It’s hard not to ever remember online dating and connections once they’re this type of an ubiquitous theme in traditional tradition. Love is found on our TV displays, regarding pages for the guides we study, in our Instagram nourishes, and in the discussions we’ve with pals. We possibly may not be able to perform a lot about the greater social fixation on really love, but a factor we can you will need to change is actually how we, as individuals, prioritise interactions.

Del Russo, the intercourse and wellness creator, claims that “until the society in general modifications, and puts a stop to attempting to sell all of us this plan of interactions as a target to pay off, folks have to begin modifying their own perceptions.”

“I started initially to consider a relationship in the same way In my opinion about a scented candle. (stick with me.) Can it be an excellent thing that produces the room a tiny bit better? Sure. But is the area still a total room


this scented candle? Completely,” she says.

Being begin wanting to change all of our perceptions about the need for interactions, Del Russo supporters posing yourself two questions: “how come I want to take a relationship? What exactly do In my opinion a relationship could offer me that i possibly couldn’t offer my self?”
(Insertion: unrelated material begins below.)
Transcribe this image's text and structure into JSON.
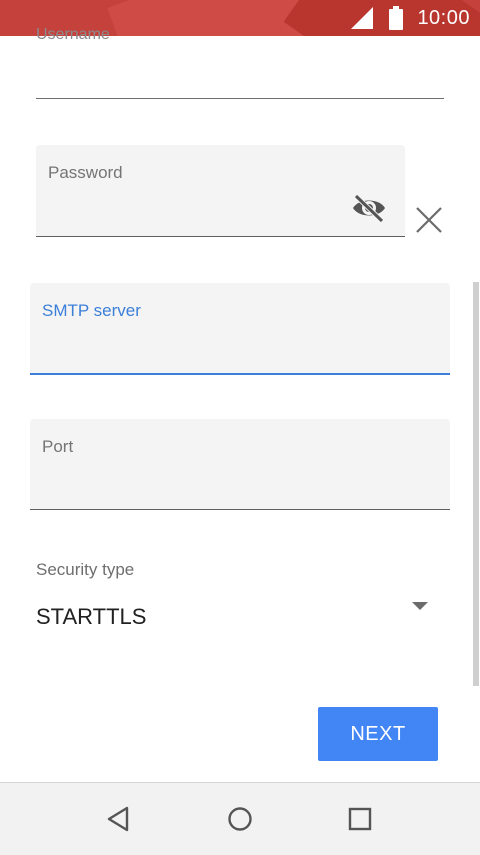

The weight of culture’s trepidation must not need certainly to drop on just one woman’s shoulders. And, as Seresin claims, “no woman can alter these specific things on her behalf own — you cannot be a one-woman revolution.”

What we, as individuals can create, is actually interrogate our very own preconceived notions about matchmaking. Such as the idea that unmarried ladies cannot come to be delighted themselves. Or that even our most legendary solitary major females sooner or later will succumb to enjoy overall.

Really love or no really love, I’m sure I’m currently full and that’s all those things matters in my opinion.